Naltrexone is a drug used mainly against alcohol and opioid dependence and as an antidote for morphine overdose. It has been used in alternative medicine as an off-label drug as low-dose naltrexone (ranging from 1-5 mg per dosage) since the ’80s for many different diseases to varying degrees of success and scientific data.
In low doses (1-5 mg, also known as LDN) it seems to act as a glial modulator. It binds to specific receptors that trigger a chain reaction leading up in the activation of the inflammatory system through various markers like interleukin-1, TNF-α, and interferon-β, so the LDN inhibits the inflammatory cascade to some extent. Some studies show as well that it may inhibit the mTOR signaling pathway.

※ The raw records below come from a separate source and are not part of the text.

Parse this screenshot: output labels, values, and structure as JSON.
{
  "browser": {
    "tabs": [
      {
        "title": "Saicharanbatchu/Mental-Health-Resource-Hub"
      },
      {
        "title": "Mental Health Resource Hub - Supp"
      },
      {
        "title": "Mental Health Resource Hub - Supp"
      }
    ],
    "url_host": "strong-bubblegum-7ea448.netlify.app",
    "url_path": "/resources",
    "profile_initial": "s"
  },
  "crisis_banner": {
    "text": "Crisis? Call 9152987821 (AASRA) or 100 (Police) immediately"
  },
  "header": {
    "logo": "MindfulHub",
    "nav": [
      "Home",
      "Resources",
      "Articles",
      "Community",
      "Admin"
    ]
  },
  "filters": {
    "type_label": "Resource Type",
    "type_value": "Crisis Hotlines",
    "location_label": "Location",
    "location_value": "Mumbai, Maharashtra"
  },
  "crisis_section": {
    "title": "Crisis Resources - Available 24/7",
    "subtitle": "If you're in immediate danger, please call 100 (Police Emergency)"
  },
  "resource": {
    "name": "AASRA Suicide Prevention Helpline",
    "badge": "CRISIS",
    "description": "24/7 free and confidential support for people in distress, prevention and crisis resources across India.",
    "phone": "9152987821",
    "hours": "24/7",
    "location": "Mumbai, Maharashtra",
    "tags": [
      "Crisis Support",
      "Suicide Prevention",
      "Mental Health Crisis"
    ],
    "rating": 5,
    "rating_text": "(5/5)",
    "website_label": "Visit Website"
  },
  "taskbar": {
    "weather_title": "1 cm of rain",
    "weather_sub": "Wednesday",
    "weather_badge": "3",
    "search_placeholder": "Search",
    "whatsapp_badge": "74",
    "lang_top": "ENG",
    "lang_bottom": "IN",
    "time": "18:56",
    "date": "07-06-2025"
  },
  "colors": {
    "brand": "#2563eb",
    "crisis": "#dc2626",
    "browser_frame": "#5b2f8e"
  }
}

Its mechanism of action suggests that LDN may be used in a number of different cancer types due to the fact that it inhibits pathways that are common for most cancer cells. Some laboratory studies have been done against some types of cancer (breast, melanoma, neuroblastoma, amongst others).
We believe that LDN has limited use and there isn’t at the moment enough data to warrant more widespread use. It may also be hard in most countries to find the required 1-5 mg tablets (in some countries – like the USA – it is sold as an over-the-counter supplement), but its safety profile is good enough so that patients usually don’t experience any side effects and being an oral drug, it is easy to use.